Air Force Reconnaissance, and surface observations indicate the winds in Hurricane Harvey have reached 120mph, making Harvey a Major Category 3 storm. When reaches the Texas coast by morning, it will be the first landfalling Major Hurricane on US soil in 12 years. The storm is now 180 SE of Corpus Christi moving NW at 10. Pressure has dropped to 943 millibars. Hurricane warnings continue on the Texas Gulf coast. The worst news for Texas…Harvey will stall and loop through the coastal area through the rest of the weekend. A Storm surge of 6 to 12 feet, and relentless heavy rain will produce catastrophic flooding.
A wind gust to 57 mph (91 km/h) was recently observed at the Naval
Air Station in Corpus Christi. A coastal observing site near Port
Aransas has measured a sustained wind of 49 mph (80 km/h) with a
gust to 60 mph (96 km/h).
A sustained wind of 59 mph (95 km/h) and a wind gust to 69 mph

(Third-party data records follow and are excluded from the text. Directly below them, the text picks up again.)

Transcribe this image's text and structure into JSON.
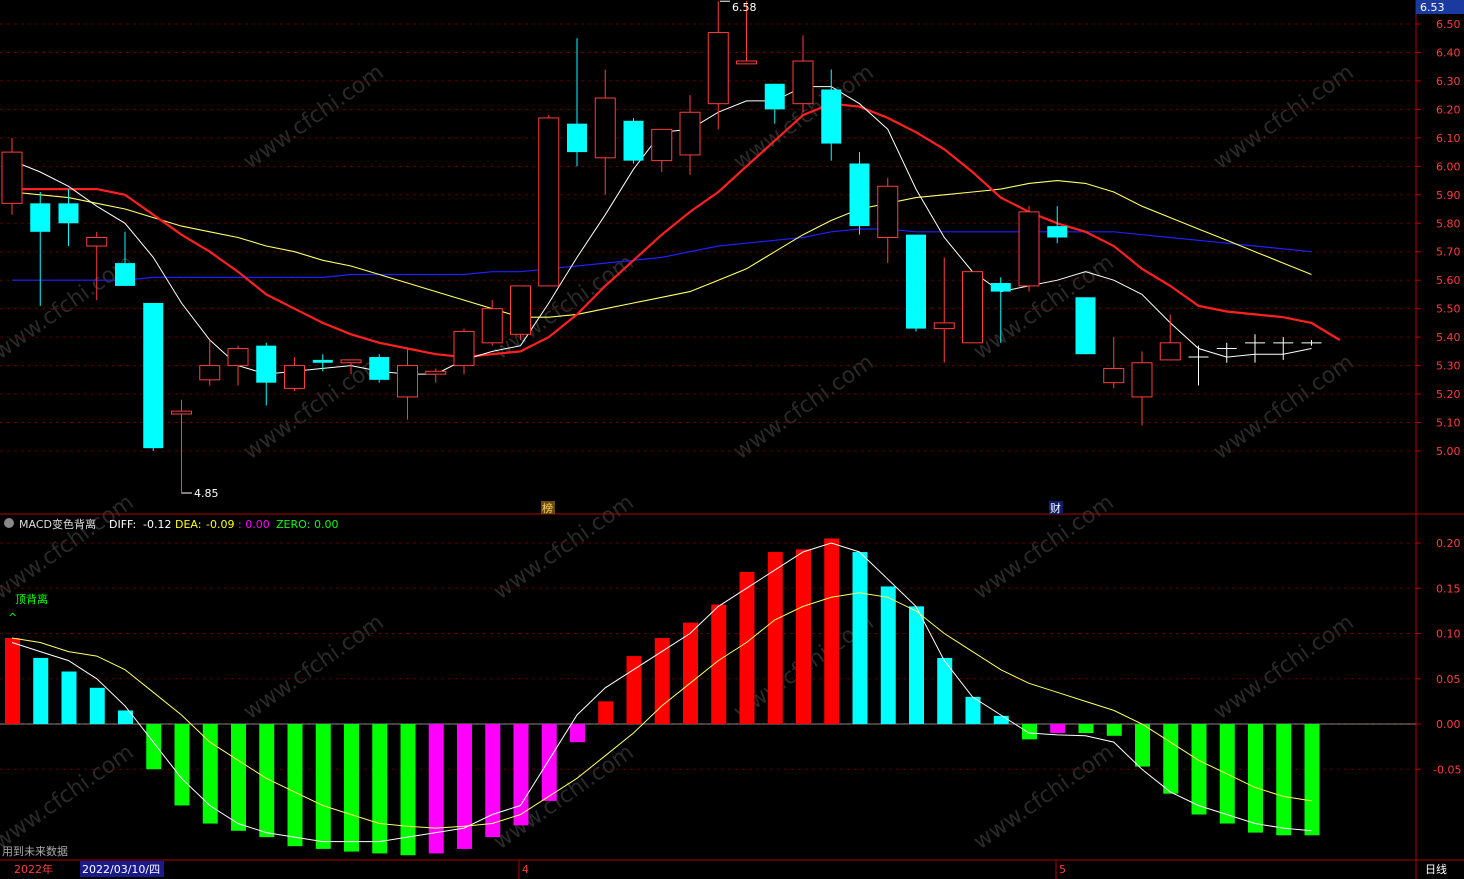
{
  "price_axis": {
    "top_label": "6.53",
    "ticks": [
      "6.50",
      "6.40",
      "6.30",
      "6.20",
      "6.10",
      "6.00",
      "5.90",
      "5.80",
      "5.70",
      "5.60",
      "5.50",
      "5.40",
      "5.30",
      "5.20",
      "5.10",
      "5.00"
    ]
  },
  "price_annotations": {
    "high": "6.58",
    "low": "4.85",
    "marker_1": "榜",
    "marker_2": "财"
  },
  "indicator": {
    "name": "MACD变色背离",
    "diff_label": "DIFF:",
    "diff_value": "-0.12",
    "dea_label": "DEA:",
    "dea_value": "-0.09",
    "macd_value": ": 0.00",
    "zero_label": "ZERO:",
    "zero_value": "0.00",
    "signal": "顶背离",
    "ticks": [
      "0.20",
      "0.15",
      "0.10",
      "0.05",
      "0.00",
      "-0.05"
    ]
  },
  "footer": {
    "note": "用到未来数据",
    "year": "2022年",
    "cursor_date": "2022/03/10/四",
    "month_4": "4",
    "month_5": "5",
    "period": "日线"
  },
  "watermark": "www.cfchi.com",
  "colors": {
    "up": "#ff3c3c",
    "down": "#00ffff",
    "macd_pos_rise": "#ff0000",
    "macd_pos_fall": "#00ffff",
    "macd_neg_fall": "#00ff00",
    "macd_neg_rise": "#ff00ff",
    "ma5": "#ffffff",
    "ma10": "#ff2020",
    "ma20": "#ffff66",
    "ma60": "#2020ff"
  },
  "chart_data": {
    "type": "candlestick",
    "ylim": [
      4.85,
      6.58
    ],
    "candles": [
      {
        "o": 5.87,
        "h": 6.1,
        "l": 5.83,
        "c": 6.05
      },
      {
        "o": 5.87,
        "h": 5.91,
        "l": 5.51,
        "c": 5.77
      },
      {
        "o": 5.87,
        "h": 5.92,
        "l": 5.72,
        "c": 5.8
      },
      {
        "o": 5.72,
        "h": 5.77,
        "l": 5.53,
        "c": 5.75
      },
      {
        "o": 5.66,
        "h": 5.77,
        "l": 5.59,
        "c": 5.58
      },
      {
        "o": 5.52,
        "h": 5.52,
        "l": 5.0,
        "c": 5.01
      },
      {
        "o": 5.13,
        "h": 5.18,
        "l": 4.85,
        "c": 5.14
      },
      {
        "o": 5.25,
        "h": 5.39,
        "l": 5.23,
        "c": 5.3
      },
      {
        "o": 5.3,
        "h": 5.37,
        "l": 5.23,
        "c": 5.36
      },
      {
        "o": 5.37,
        "h": 5.38,
        "l": 5.16,
        "c": 5.24
      },
      {
        "o": 5.22,
        "h": 5.33,
        "l": 5.21,
        "c": 5.3
      },
      {
        "o": 5.32,
        "h": 5.34,
        "l": 5.28,
        "c": 5.31
      },
      {
        "o": 5.31,
        "h": 5.31,
        "l": 5.27,
        "c": 5.32
      },
      {
        "o": 5.33,
        "h": 5.34,
        "l": 5.24,
        "c": 5.25
      },
      {
        "o": 5.19,
        "h": 5.36,
        "l": 5.11,
        "c": 5.3
      },
      {
        "o": 5.27,
        "h": 5.29,
        "l": 5.24,
        "c": 5.28
      },
      {
        "o": 5.3,
        "h": 5.43,
        "l": 5.27,
        "c": 5.42
      },
      {
        "o": 5.38,
        "h": 5.53,
        "l": 5.37,
        "c": 5.5
      },
      {
        "o": 5.41,
        "h": 5.58,
        "l": 5.39,
        "c": 5.58
      },
      {
        "o": 5.58,
        "h": 6.18,
        "l": 5.58,
        "c": 6.17
      },
      {
        "o": 6.15,
        "h": 6.45,
        "l": 6.0,
        "c": 6.05
      },
      {
        "o": 6.03,
        "h": 6.34,
        "l": 5.9,
        "c": 6.24
      },
      {
        "o": 6.16,
        "h": 6.17,
        "l": 6.01,
        "c": 6.02
      },
      {
        "o": 6.02,
        "h": 6.08,
        "l": 5.98,
        "c": 6.13
      },
      {
        "o": 6.04,
        "h": 6.25,
        "l": 5.97,
        "c": 6.19
      },
      {
        "o": 6.22,
        "h": 6.58,
        "l": 6.13,
        "c": 6.47
      },
      {
        "o": 6.36,
        "h": 6.58,
        "l": 6.36,
        "c": 6.37
      },
      {
        "o": 6.29,
        "h": 6.29,
        "l": 6.15,
        "c": 6.2
      },
      {
        "o": 6.22,
        "h": 6.46,
        "l": 6.19,
        "c": 6.37
      },
      {
        "o": 6.27,
        "h": 6.34,
        "l": 6.02,
        "c": 6.08
      },
      {
        "o": 6.01,
        "h": 6.05,
        "l": 5.76,
        "c": 5.79
      },
      {
        "o": 5.75,
        "h": 5.96,
        "l": 5.66,
        "c": 5.93
      },
      {
        "o": 5.76,
        "h": 5.76,
        "l": 5.42,
        "c": 5.43
      },
      {
        "o": 5.43,
        "h": 5.68,
        "l": 5.31,
        "c": 5.45
      },
      {
        "o": 5.38,
        "h": 5.63,
        "l": 5.38,
        "c": 5.63
      },
      {
        "o": 5.59,
        "h": 5.61,
        "l": 5.38,
        "c": 5.56
      },
      {
        "o": 5.58,
        "h": 5.86,
        "l": 5.56,
        "c": 5.84
      },
      {
        "o": 5.79,
        "h": 5.86,
        "l": 5.73,
        "c": 5.75
      },
      {
        "o": 5.54,
        "h": 5.54,
        "l": 5.34,
        "c": 5.34
      },
      {
        "o": 5.24,
        "h": 5.4,
        "l": 5.22,
        "c": 5.29
      },
      {
        "o": 5.19,
        "h": 5.35,
        "l": 5.09,
        "c": 5.31
      },
      {
        "o": 5.32,
        "h": 5.48,
        "l": 5.32,
        "c": 5.38
      },
      {
        "o": 5.32,
        "h": 5.37,
        "l": 5.23,
        "c": 5.33
      },
      {
        "o": 5.34,
        "h": 5.38,
        "l": 5.31,
        "c": 5.36
      },
      {
        "o": 5.37,
        "h": 5.41,
        "l": 5.31,
        "c": 5.38
      },
      {
        "o": 5.38,
        "h": 5.4,
        "l": 5.32,
        "c": 5.38
      },
      {
        "o": 5.38,
        "h": 5.39,
        "l": 5.37,
        "c": 5.38
      }
    ],
    "ma5": [
      6.02,
      5.98,
      5.93,
      5.86,
      5.8,
      5.68,
      5.52,
      5.39,
      5.3,
      5.27,
      5.28,
      5.29,
      5.3,
      5.28,
      5.27,
      5.27,
      5.32,
      5.35,
      5.37,
      5.52,
      5.68,
      5.83,
      5.99,
      6.12,
      6.13,
      6.19,
      6.23,
      6.23,
      6.28,
      6.28,
      6.22,
      6.13,
      5.92,
      5.75,
      5.63,
      5.56,
      5.58,
      5.6,
      5.63,
      5.6,
      5.55,
      5.45,
      5.36,
      5.33,
      5.34,
      5.34,
      5.36
    ],
    "ma10": [
      5.92,
      5.92,
      5.92,
      5.92,
      5.9,
      5.83,
      5.76,
      5.7,
      5.63,
      5.55,
      5.5,
      5.45,
      5.41,
      5.38,
      5.36,
      5.34,
      5.33,
      5.34,
      5.35,
      5.4,
      5.48,
      5.58,
      5.67,
      5.76,
      5.84,
      5.91,
      6.0,
      6.09,
      6.18,
      6.22,
      6.21,
      6.17,
      6.12,
      6.06,
      5.98,
      5.89,
      5.84,
      5.8,
      5.77,
      5.72,
      5.64,
      5.58,
      5.51,
      5.49,
      5.48,
      5.47,
      5.45,
      5.39
    ],
    "ma20": [
      5.91,
      5.9,
      5.89,
      5.87,
      5.85,
      5.82,
      5.79,
      5.77,
      5.75,
      5.72,
      5.7,
      5.67,
      5.65,
      5.62,
      5.59,
      5.56,
      5.53,
      5.5,
      5.47,
      5.47,
      5.48,
      5.5,
      5.52,
      5.54,
      5.56,
      5.6,
      5.64,
      5.7,
      5.76,
      5.81,
      5.85,
      5.87,
      5.89,
      5.9,
      5.91,
      5.92,
      5.94,
      5.95,
      5.94,
      5.91,
      5.86,
      5.82,
      5.78,
      5.74,
      5.7,
      5.66,
      5.62
    ],
    "ma60": [
      5.6,
      5.6,
      5.6,
      5.6,
      5.6,
      5.61,
      5.61,
      5.61,
      5.61,
      5.61,
      5.61,
      5.61,
      5.62,
      5.62,
      5.62,
      5.62,
      5.62,
      5.63,
      5.63,
      5.64,
      5.65,
      5.66,
      5.67,
      5.68,
      5.7,
      5.72,
      5.73,
      5.74,
      5.75,
      5.77,
      5.78,
      5.78,
      5.77,
      5.77,
      5.77,
      5.77,
      5.77,
      5.77,
      5.77,
      5.77,
      5.76,
      5.75,
      5.74,
      5.73,
      5.72,
      5.71,
      5.7
    ],
    "macd_hist": [
      0.095,
      0.073,
      0.058,
      0.04,
      0.015,
      -0.05,
      -0.09,
      -0.11,
      -0.118,
      -0.125,
      -0.135,
      -0.138,
      -0.141,
      -0.143,
      -0.145,
      -0.143,
      -0.138,
      -0.125,
      -0.112,
      -0.085,
      -0.02,
      0.025,
      0.075,
      0.095,
      0.112,
      0.132,
      0.168,
      0.19,
      0.193,
      0.205,
      0.19,
      0.152,
      0.13,
      0.073,
      0.03,
      0.009,
      -0.017,
      -0.01,
      -0.01,
      -0.013,
      -0.047,
      -0.077,
      -0.1,
      -0.11,
      -0.12,
      -0.123,
      -0.123,
      -0.123,
      -0.12,
      -0.119
    ],
    "diff": [
      0.09,
      0.08,
      0.07,
      0.05,
      0.02,
      -0.02,
      -0.06,
      -0.09,
      -0.11,
      -0.12,
      -0.125,
      -0.13,
      -0.13,
      -0.13,
      -0.125,
      -0.12,
      -0.115,
      -0.1,
      -0.09,
      -0.04,
      0.01,
      0.04,
      0.06,
      0.08,
      0.1,
      0.13,
      0.15,
      0.17,
      0.19,
      0.2,
      0.19,
      0.16,
      0.13,
      0.07,
      0.03,
      0.01,
      -0.01,
      -0.012,
      -0.013,
      -0.02,
      -0.05,
      -0.075,
      -0.09,
      -0.1,
      -0.11,
      -0.115,
      -0.118,
      -0.12,
      -0.12,
      -0.12
    ],
    "dea": [
      0.095,
      0.09,
      0.08,
      0.075,
      0.06,
      0.035,
      0.01,
      -0.02,
      -0.04,
      -0.06,
      -0.075,
      -0.09,
      -0.1,
      -0.11,
      -0.113,
      -0.115,
      -0.113,
      -0.11,
      -0.1,
      -0.08,
      -0.06,
      -0.035,
      -0.01,
      0.02,
      0.045,
      0.07,
      0.09,
      0.115,
      0.13,
      0.14,
      0.145,
      0.14,
      0.125,
      0.1,
      0.08,
      0.06,
      0.045,
      0.035,
      0.025,
      0.015,
      0.0,
      -0.02,
      -0.04,
      -0.055,
      -0.07,
      -0.08,
      -0.085,
      -0.09,
      -0.09,
      -0.09
    ]
  }
}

(111 km/h) were recently reported by NOAA buoy 42020, located about
40 miles off the coast of Texas.
NOAA tide gauges near Corpus Christi and Port Aransas indicate
storm surge inundation of 1 to 2 ft is already occurring.
PROLIFIC RAINFALL AMOUNTS: Computer models continue to indicate some rainfall totals which are simply hard to grasp. Easily rainfall could be 20 to 30”, but locally rainfall amounts could be much higher. Catastrophic flooding is not only possible, but is highly likely, including the Houston/Galveston area.
WHAT HAPPENS AFTER TEXAS?: After pounding Texas for at least 3 days, the future track of Harvey takes the system back over warm, open water, which could re-intensify Harvey back into a significant hurricane before making another landfall on the Upper Texas or Louisiana coast early next week. The flooding threat will spread to much of Louisiana. But, the sad news is, the models keep Harvey in Texas for several days.